Leaderboard: Koepka (-13), Piercy (-9), Poulter (-9), Rafa Cabrera Bello (-8), Cameron Smith (-8), Jaime Lovemark (-8), Pat Perez (-8), Gary Woodland (-8), Chez Reavie (-8)

What it means: Koepka is in search of his fifth PGA Tour victory and – believe it or not – only his second non-major. The three-time major champion’s only other win came all the way back in February 2015, at the Waste Management Phoenix Open. One off the lead to start the day, Koepka opened with eight straight pars and birdied Nos. 9 and 10 to take the outright lead at 10 under par. He added three more circles at 14, 17 and 18 to close out a bogey-free round of 5 under and go ahead by ahead by four. He'll be chased on Sunday by Piercy, a four-time PGA Tour winner who won the Zurich Classic earlier this year alongside Billy Horschel, and by Poulter, who ended a five-year worldwide winless drought back in April and is coming off a 2-2 performance at the Ryder Cup, with a Sunday singles victory over current world No. 1 Dustin Johnson. Speaking of which, unless Justin Thomas finds a way to win this tournament from 12 back, Koepka will for the first time ascend to No. 1 in the Official World Golf Ranking with a win or a solo second-place finish.

Round of the day: After contending last week at the CIMB, Shubankhar Sharma rebounded from opening rounds of 74 and 75 with a nine-birdie, 8-under 64 to move up 45 spots into a tie for 26th through 54 holes.

Best of the rest: Four players – Rafa Cabrera Bello, Ted Potter Jr., Jason Day and Brendan Steele – shot 7-under 65 Saturday. Day played his first four holes in 2 over and his final 14 in 9 under.

Biggest disappointment: The only previous winner of this event, world No. 4 Justin Thomas entered the week with a chance to take back the No. 1 ranking with a successful title defense. But rounds of 73-70-72 have him 1 under for the week. Thomas played his back nine in 1 over Saturday with six pars, a birdie, a quadruple bogey and a closing eagle.

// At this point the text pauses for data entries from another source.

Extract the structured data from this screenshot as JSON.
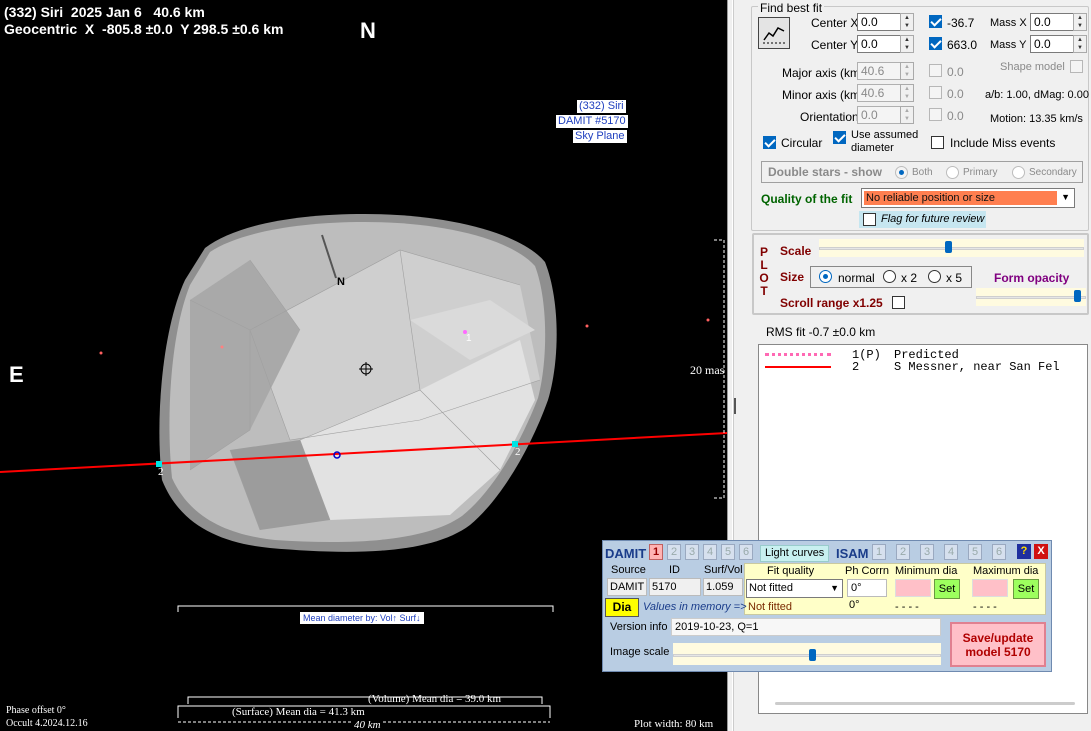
{
  "plot": {
    "header_line1": "(332) Siri  2025 Jan 6   40.6 km",
    "header_line2": "Geocentric  X  -805.8 ±0.0  Y 298.5 ±0.6 km",
    "north_label": "N",
    "east_label": "E",
    "body_north_label": "N",
    "info_lines": [
      "(332) Siri",
      "DAMIT #5170",
      "Sky Plane"
    ],
    "scale_label": "20 mas",
    "chord_label_left": "2",
    "chord_label_right": "2",
    "marker_label": "1",
    "mean_dia_box": "Mean diameter by: Vol↑ Surf↓",
    "volume_mean_dia": "(Volume) Mean dia = 39.0 km",
    "surface_mean_dia": "(Surface) Mean dia = 41.3 km",
    "km_scale": "40 km",
    "phase_offset": "Phase offset 0°",
    "version": "Occult 4.2024.12.16",
    "plot_width": "Plot width: 80 km"
  },
  "fit": {
    "title": "Find best fit",
    "center_x_label": "Center X",
    "center_x": "0.0",
    "center_y_label": "Center Y",
    "center_y": "0.0",
    "center_x_result": "-36.7",
    "center_y_result": "663.0",
    "mass_x_label": "Mass X",
    "mass_x": "0.0",
    "mass_y_label": "Mass Y",
    "mass_y": "0.0",
    "major_label": "Major axis (km)",
    "major": "40.6",
    "major_result": "0.0",
    "minor_label": "Minor axis (km)",
    "minor": "40.6",
    "minor_result": "0.0",
    "orient_label": "Orientation",
    "orient": "0.0",
    "orient_result": "0.0",
    "shape_model_label": "Shape model",
    "ab_label": "a/b: 1.00, dMag: 0.00",
    "motion_label": "Motion: 13.35 km/s",
    "circular_label": "Circular",
    "use_assumed_label": "Use assumed",
    "use_assumed_label2": "diameter",
    "include_miss_label": "Include Miss events",
    "double_stars_label": "Double stars - show",
    "both_label": "Both",
    "primary_label": "Primary",
    "secondary_label": "Secondary",
    "quality_label": "Quality of the fit",
    "quality_value": "No reliable position or size",
    "flag_label": "Flag for future review"
  },
  "plotopts": {
    "p_letters": [
      "P",
      "L",
      "O",
      "T"
    ],
    "scale_label": "Scale",
    "scale_value": 0.49,
    "size_label": "Size",
    "normal_label": "normal",
    "x2_label": "x 2",
    "x5_label": "x 5",
    "form_opacity_label": "Form opacity",
    "form_opacity_value": 0.95,
    "scroll_range_label": "Scroll range x1.25"
  },
  "rms": "RMS fit -0.7 ±0.0 km",
  "legend": [
    {
      "num": "1(P)",
      "text": "Predicted",
      "style": "dots",
      "color": "#ff69b4"
    },
    {
      "num": "2",
      "text": "S Messner, near San Fel",
      "style": "line",
      "color": "#ff0000"
    }
  ],
  "damit": {
    "title": "DAMIT",
    "tabs": [
      "1",
      "2",
      "3",
      "4",
      "5",
      "6"
    ],
    "light_curves": "Light curves",
    "isam_title": "ISAM",
    "isam_tabs": [
      "1",
      "2",
      "3",
      "4",
      "5",
      "6"
    ],
    "help": "?",
    "close": "X",
    "source_label": "Source",
    "id_label": "ID",
    "surfvol_label": "Surf/Vol",
    "source": "DAMIT",
    "id": "5170",
    "surfvol": "1.059",
    "fit_quality_label": "Fit quality",
    "fit_quality_value": "Not fitted",
    "fit_quality_value2": "Not fitted",
    "ph_corr_label": "Ph Corrn",
    "ph_corr": "0°",
    "ph_corr2": "0°",
    "min_dia_label": "Minimum dia",
    "max_dia_label": "Maximum dia",
    "set_label": "Set",
    "dashes": "- - - -",
    "dia_button": "Dia",
    "values_in_memory": "Values in memory =>",
    "version_info_label": "Version info",
    "version_info": "2019-10-23, Q=1",
    "image_scale_label": "Image scale",
    "image_scale_value": 0.52,
    "save_update": "Save/update model 5170"
  },
  "colors": {
    "plot_bg": "#000000",
    "asteroid": "#bcbcbc",
    "chord": "#ff0000",
    "damit_bg": "#b9cde3",
    "quality_bg": "#ff7f50",
    "save_bg": "#ffc0c8",
    "green_text": "#006400",
    "maroon_text": "#800000"
  }
}
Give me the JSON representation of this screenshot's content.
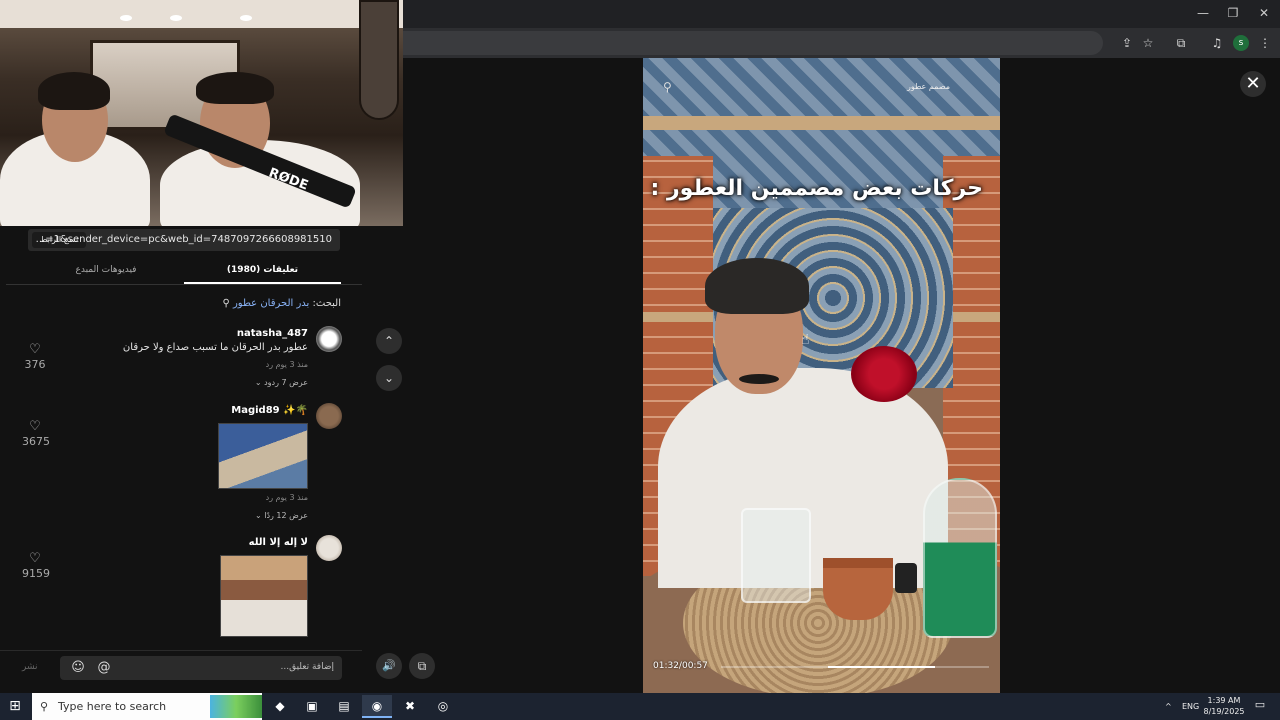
{
  "window": {
    "minimize": "—",
    "restore": "❐",
    "close": "✕"
  },
  "toolbar": {
    "install_icon": "⇪",
    "star_icon": "☆",
    "extensions_icon": "⧉",
    "media_icon": "♫",
    "profile_letter": "s",
    "menu_icon": "⋮"
  },
  "link": {
    "copy_label": "نسخ الرابط",
    "url_text": "...=1&sender_device=pc&web_id=7487097266608981510"
  },
  "tabs": [
    {
      "label": "تعليقات (1980)"
    },
    {
      "label": "فيديوهات المبدع"
    }
  ],
  "search": {
    "prefix": "البحث: ",
    "term": "بدر الحرقان عطور",
    "icon": "⚲"
  },
  "comments": [
    {
      "user": "natasha_487",
      "text": "عطور بدر الحرقان ما تسبب صداع ولا حرقان",
      "meta": "منذ 3 يوم     رد",
      "replies": "عرض 7 ردود ⌄",
      "likes": "376"
    },
    {
      "user": "Magid89 ✨🌴",
      "text": "",
      "meta": "منذ 3 يوم     رد",
      "replies": "عرض 12 ردًا ⌄",
      "likes": "3675"
    },
    {
      "user": "لا إله إلا الله",
      "text": "",
      "meta": "",
      "replies": "",
      "likes": "9159"
    }
  ],
  "comment_input": {
    "placeholder": "إضافة تعليق...",
    "post_label": "نشر",
    "emoji_icon": "☺",
    "mention_icon": "@"
  },
  "nav": {
    "up_icon": "⌃",
    "down_icon": "⌄",
    "volume_icon": "🔊",
    "pip_icon": "⧉"
  },
  "video": {
    "overlay_title": "حركات بعض مصممين العطور :",
    "search_icon": "⚲",
    "top_right_text": "مصمم عطور",
    "time": "01:32/00:57",
    "progress": 0.4
  },
  "close_icon": "✕",
  "taskbar": {
    "start_icon": "⊞",
    "search_placeholder": "Type here to search",
    "search_icon": "⚲",
    "apps": [
      "◆",
      "▣",
      "▤",
      "◉",
      "✖",
      "◎"
    ],
    "tray_chevron": "^",
    "lang": "ENG",
    "time": "1:39 AM",
    "date": "8/19/2025",
    "notif_icon": "▭"
  }
}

Shot of the day: Koepka flying his tee shot 330 yards to the front edge of the green at the par-4 14th and going on to two-putt for birdie.